## [TASK REQUIREMENTS]
With no images included, output each entry below exactly as it appears.

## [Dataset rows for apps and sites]
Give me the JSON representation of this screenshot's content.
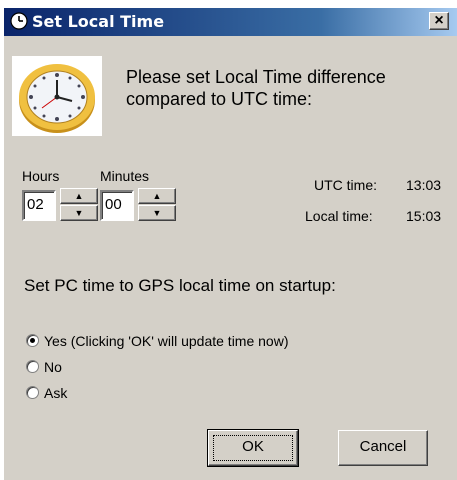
{
  "window": {
    "title": "Set Local Time",
    "close_glyph": "×"
  },
  "icons": {
    "title_icon": "clock-icon",
    "main_icon": "clock-icon"
  },
  "prompt": {
    "line1": "Please set Local Time difference",
    "line2": "compared to UTC time:"
  },
  "offset": {
    "hours_label": "Hours",
    "minutes_label": "Minutes",
    "hours_value": "02",
    "minutes_value": "00",
    "up_glyph": "▲",
    "down_glyph": "▼"
  },
  "times": {
    "utc_label": "UTC time:",
    "utc_value": "13:03",
    "local_label": "Local time:",
    "local_value": "15:03"
  },
  "startup": {
    "label": "Set PC time to GPS local time on startup:",
    "options": [
      {
        "label": "Yes (Clicking 'OK' will update time now)",
        "checked": true
      },
      {
        "label": "No",
        "checked": false
      },
      {
        "label": "Ask",
        "checked": false
      }
    ]
  },
  "buttons": {
    "ok": "OK",
    "cancel": "Cancel"
  },
  "colors": {
    "titlebar": "#0a246a",
    "dialog_bg": "#d4d0c8",
    "clock_gold": "#e8b631"
  }
}
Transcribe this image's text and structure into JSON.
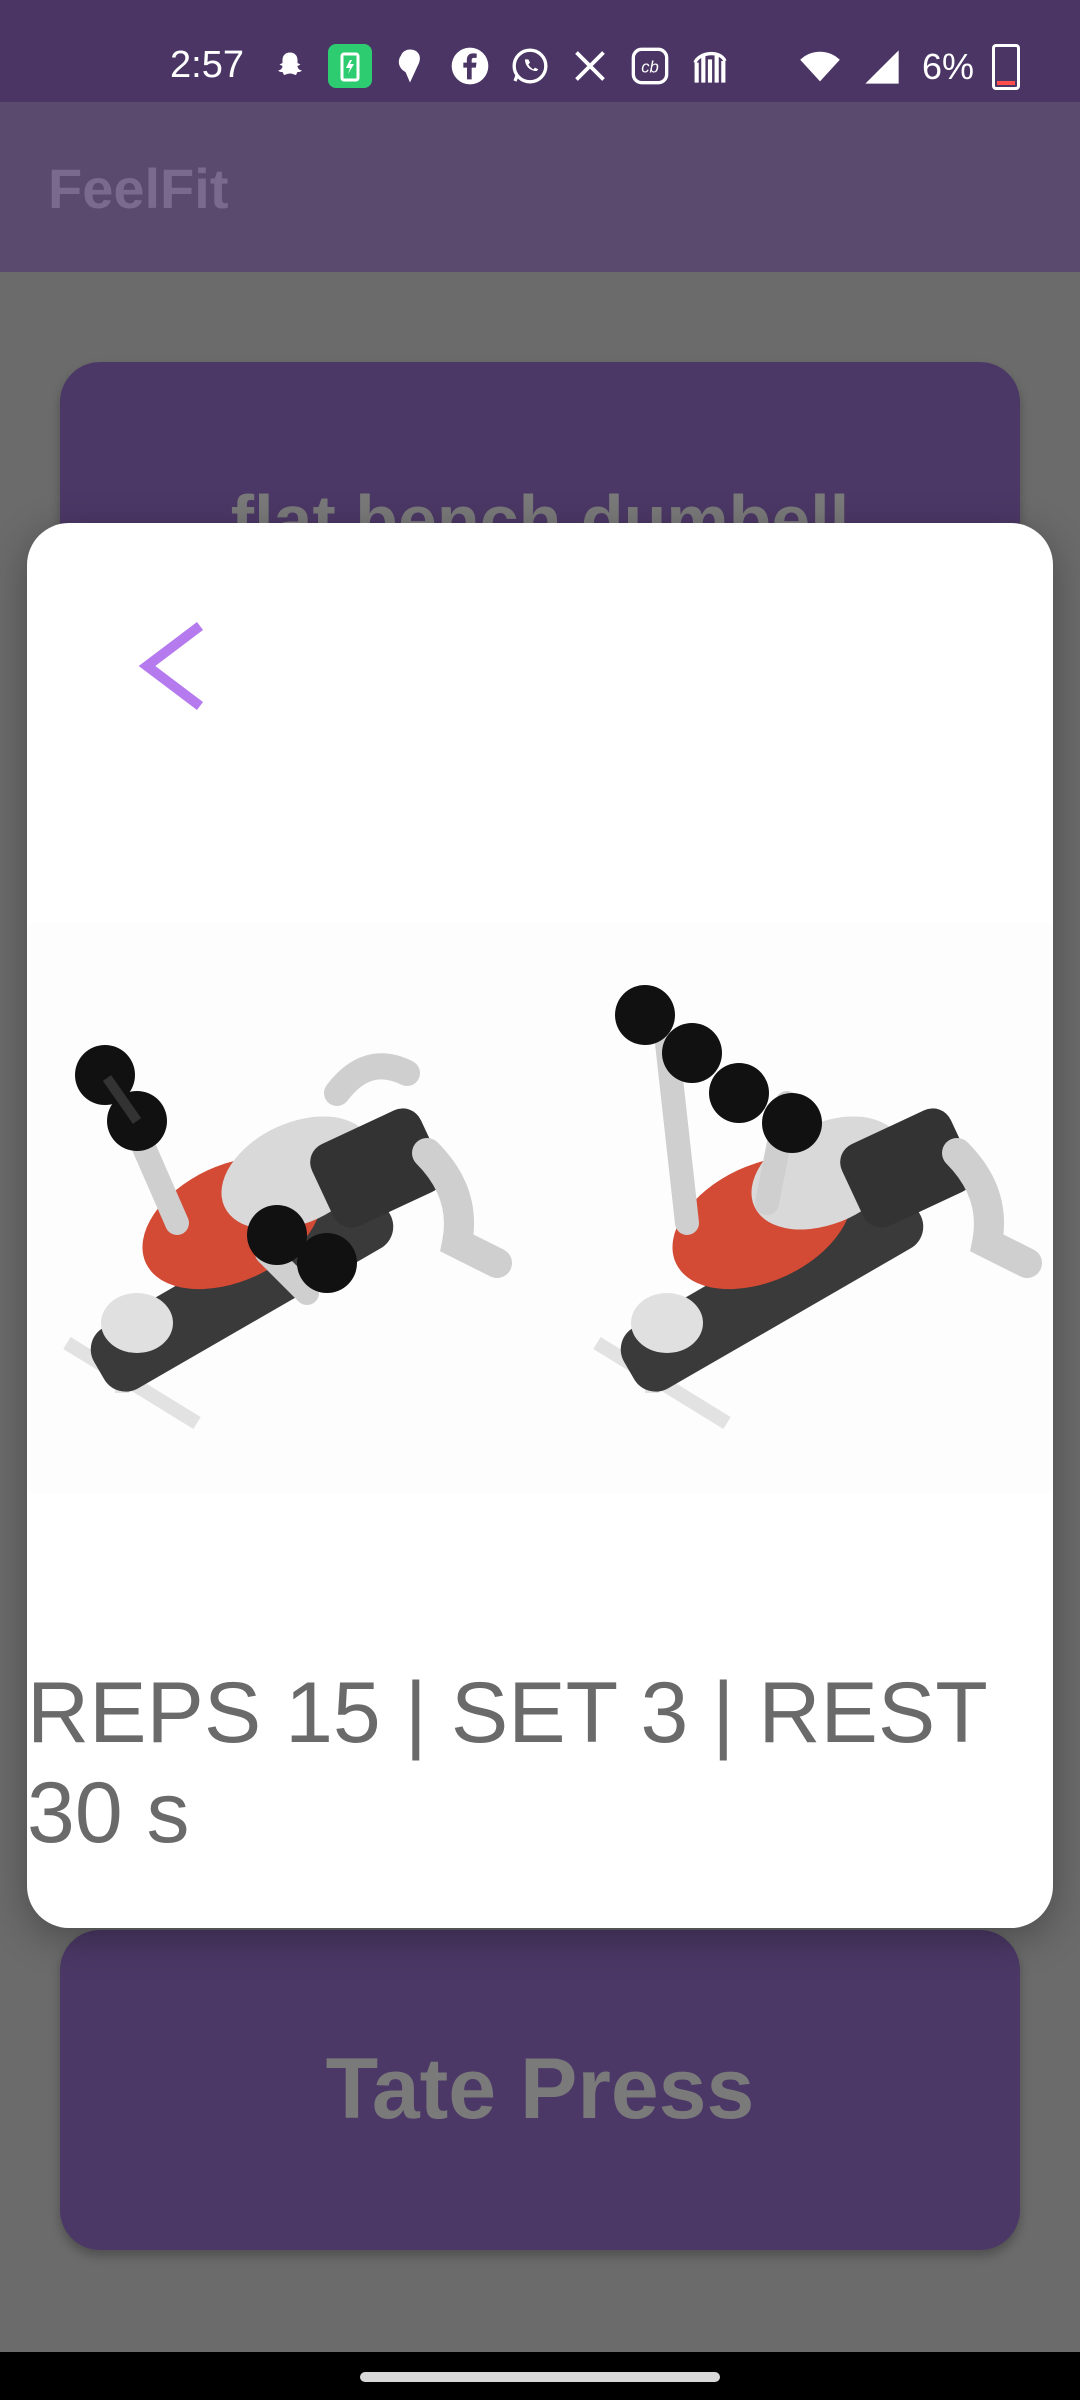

## [OUTPUT]
Give me the JSON representation of this screenshot's content.
{
  "window": {
    "title": "Set Local Time",
    "close_glyph": "×"
  },
  "icons": {
    "title_icon": "clock-icon",
    "main_icon": "clock-icon"
  },
  "prompt": {
    "line1": "Please set Local Time difference",
    "line2": "compared to UTC time:"
  },
  "offset": {
    "hours_label": "Hours",
    "minutes_label": "Minutes",
    "hours_value": "02",
    "minutes_value": "00",
    "up_glyph": "▲",
    "down_glyph": "▼"
  },
  "times": {
    "utc_label": "UTC time:",
    "utc_value": "13:03",
    "local_label": "Local time:",
    "local_value": "15:03"
  },
  "startup": {
    "label": "Set PC time to GPS local time on startup:",
    "options": [
      {
        "label": "Yes (Clicking 'OK' will update time now)",
        "checked": true
      },
      {
        "label": "No",
        "checked": false
      },
      {
        "label": "Ask",
        "checked": false
      }
    ]
  },
  "buttons": {
    "ok": "OK",
    "cancel": "Cancel"
  },
  "colors": {
    "titlebar": "#0a246a",
    "dialog_bg": "#d4d0c8",
    "clock_gold": "#e8b631"
  }
}
Transcribe this image's text and structure into JSON.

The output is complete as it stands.